TASK GOAL
Restate the records below word for word.

--- DATA FOR ANALYSIS ---

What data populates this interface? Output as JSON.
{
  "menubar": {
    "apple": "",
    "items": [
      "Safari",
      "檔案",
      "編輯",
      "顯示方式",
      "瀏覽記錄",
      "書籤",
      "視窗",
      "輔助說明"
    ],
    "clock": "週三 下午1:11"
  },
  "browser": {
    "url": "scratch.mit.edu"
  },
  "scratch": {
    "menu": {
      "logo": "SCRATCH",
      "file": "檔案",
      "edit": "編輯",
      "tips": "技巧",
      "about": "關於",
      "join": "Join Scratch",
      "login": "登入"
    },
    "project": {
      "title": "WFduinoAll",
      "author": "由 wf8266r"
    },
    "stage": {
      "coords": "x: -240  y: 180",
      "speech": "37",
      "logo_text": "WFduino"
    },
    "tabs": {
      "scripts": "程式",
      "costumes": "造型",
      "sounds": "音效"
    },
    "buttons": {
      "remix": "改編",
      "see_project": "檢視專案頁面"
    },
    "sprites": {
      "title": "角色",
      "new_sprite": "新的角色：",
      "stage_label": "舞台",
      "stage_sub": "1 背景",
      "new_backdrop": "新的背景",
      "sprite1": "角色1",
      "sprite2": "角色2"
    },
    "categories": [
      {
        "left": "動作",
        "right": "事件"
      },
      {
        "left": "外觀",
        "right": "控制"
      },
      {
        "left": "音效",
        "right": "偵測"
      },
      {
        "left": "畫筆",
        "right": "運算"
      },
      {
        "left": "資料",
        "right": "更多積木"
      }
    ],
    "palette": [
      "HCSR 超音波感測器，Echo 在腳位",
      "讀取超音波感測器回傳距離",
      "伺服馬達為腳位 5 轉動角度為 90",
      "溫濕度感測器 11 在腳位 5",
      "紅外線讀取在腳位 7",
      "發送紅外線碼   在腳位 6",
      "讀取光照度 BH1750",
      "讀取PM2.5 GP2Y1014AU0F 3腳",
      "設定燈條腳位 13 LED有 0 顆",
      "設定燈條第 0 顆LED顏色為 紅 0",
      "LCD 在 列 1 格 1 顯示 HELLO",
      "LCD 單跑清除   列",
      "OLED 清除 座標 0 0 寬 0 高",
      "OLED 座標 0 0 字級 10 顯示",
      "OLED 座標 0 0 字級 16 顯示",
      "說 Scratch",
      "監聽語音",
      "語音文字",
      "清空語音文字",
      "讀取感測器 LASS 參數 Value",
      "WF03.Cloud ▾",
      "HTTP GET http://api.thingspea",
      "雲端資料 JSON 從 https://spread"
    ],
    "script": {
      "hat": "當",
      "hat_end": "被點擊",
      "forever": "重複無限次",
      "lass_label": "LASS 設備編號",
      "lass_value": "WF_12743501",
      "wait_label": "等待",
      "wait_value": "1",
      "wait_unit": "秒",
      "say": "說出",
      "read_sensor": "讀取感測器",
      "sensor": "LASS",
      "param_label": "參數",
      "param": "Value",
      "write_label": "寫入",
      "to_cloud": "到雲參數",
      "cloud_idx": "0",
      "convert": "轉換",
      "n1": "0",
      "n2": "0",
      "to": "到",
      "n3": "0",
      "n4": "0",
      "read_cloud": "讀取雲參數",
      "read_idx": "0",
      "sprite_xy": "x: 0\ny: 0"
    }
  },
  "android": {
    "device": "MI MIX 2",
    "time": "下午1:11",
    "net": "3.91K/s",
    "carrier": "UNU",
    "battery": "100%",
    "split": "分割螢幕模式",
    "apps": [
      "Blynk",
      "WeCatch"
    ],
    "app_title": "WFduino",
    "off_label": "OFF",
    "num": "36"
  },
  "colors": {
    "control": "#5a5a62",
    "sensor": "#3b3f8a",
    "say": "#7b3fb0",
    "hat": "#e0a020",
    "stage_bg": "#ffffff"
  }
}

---

THE COMPLETED TASK
What data populates this interface? Output as JSON.
{
  "menubar": {
    "apple": "",
    "items": [
      "Safari",
      "檔案",
      "編輯",
      "顯示方式",
      "瀏覽記錄",
      "書籤",
      "視窗",
      "輔助說明"
    ],
    "clock": "週三 下午1:11"
  },
  "browser": {
    "url": "scratch.mit.edu"
  },
  "scratch": {
    "menu": {
      "logo": "SCRATCH",
      "file": "檔案",
      "edit": "編輯",
      "tips": "技巧",
      "about": "關於",
      "join": "Join Scratch",
      "login": "登入"
    },
    "project": {
      "title": "WFduinoAll",
      "author": "由 wf8266r"
    },
    "stage": {
      "coords": "x: -240  y: 180",
      "speech": "37",
      "logo_text": "WFduino"
    },
    "tabs": {
      "scripts": "程式",
      "costumes": "造型",
      "sounds": "音效"
    },
    "buttons": {
      "remix": "改編",
      "see_project": "檢視專案頁面"
    },
    "sprites": {
      "title": "角色",
      "new_sprite": "新的角色：",
      "stage_label": "舞台",
      "stage_sub": "1 背景",
      "new_backdrop": "新的背景",
      "sprite1": "角色1",
      "sprite2": "角色2"
    },
    "categories": [
      {
        "left": "動作",
        "right": "事件"
      },
      {
        "left": "外觀",
        "right": "控制"
      },
      {
        "left": "音效",
        "right": "偵測"
      },
      {
        "left": "畫筆",
        "right": "運算"
      },
      {
        "left": "資料",
        "right": "更多積木"
      }
    ],
    "palette": [
      "HCSR 超音波感測器，Echo 在腳位",
      "讀取超音波感測器回傳距離",
      "伺服馬達為腳位 5 轉動角度為 90",
      "溫濕度感測器 11 在腳位 5",
      "紅外線讀取在腳位 7",
      "發送紅外線碼   在腳位 6",
      "讀取光照度 BH1750",
      "讀取PM2.5 GP2Y1014AU0F 3腳",
      "設定燈條腳位 13 LED有 0 顆",
      "設定燈條第 0 顆LED顏色為 紅 0",
      "LCD 在 列 1 格 1 顯示 HELLO",
      "LCD 單跑清除   列",
      "OLED 清除 座標 0 0 寬 0 高",
      "OLED 座標 0 0 字級 10 顯示",
      "OLED 座標 0 0 字級 16 顯示",
      "說 Scratch",
      "監聽語音",
      "語音文字",
      "清空語音文字",
      "讀取感測器 LASS 參數 Value",
      "WF03.Cloud ▾",
      "HTTP GET http://api.thingspea",
      "雲端資料 JSON 從 https://spread"
    ],
    "script": {
      "hat": "當",
      "hat_end": "被點擊",
      "forever": "重複無限次",
      "lass_label": "LASS 設備編號",
      "lass_value": "WF_12743501",
      "wait_label": "等待",
      "wait_value": "1",
      "wait_unit": "秒",
      "say": "說出",
      "read_sensor": "讀取感測器",
      "sensor": "LASS",
      "param_label": "參數",
      "param": "Value",
      "write_label": "寫入",
      "to_cloud": "到雲參數",
      "cloud_idx": "0",
      "convert": "轉換",
      "n1": "0",
      "n2": "0",
      "to": "到",
      "n3": "0",
      "n4": "0",
      "read_cloud": "讀取雲參數",
      "read_idx": "0",
      "sprite_xy": "x: 0\ny: 0"
    }
  },
  "android": {
    "device": "MI MIX 2",
    "time": "下午1:11",
    "net": "3.91K/s",
    "carrier": "UNU",
    "battery": "100%",
    "split": "分割螢幕模式",
    "apps": [
      "Blynk",
      "WeCatch"
    ],
    "app_title": "WFduino",
    "off_label": "OFF",
    "num": "36"
  },
  "colors": {
    "control": "#5a5a62",
    "sensor": "#3b3f8a",
    "say": "#7b3fb0",
    "hat": "#e0a020",
    "stage_bg": "#ffffff"
  }
}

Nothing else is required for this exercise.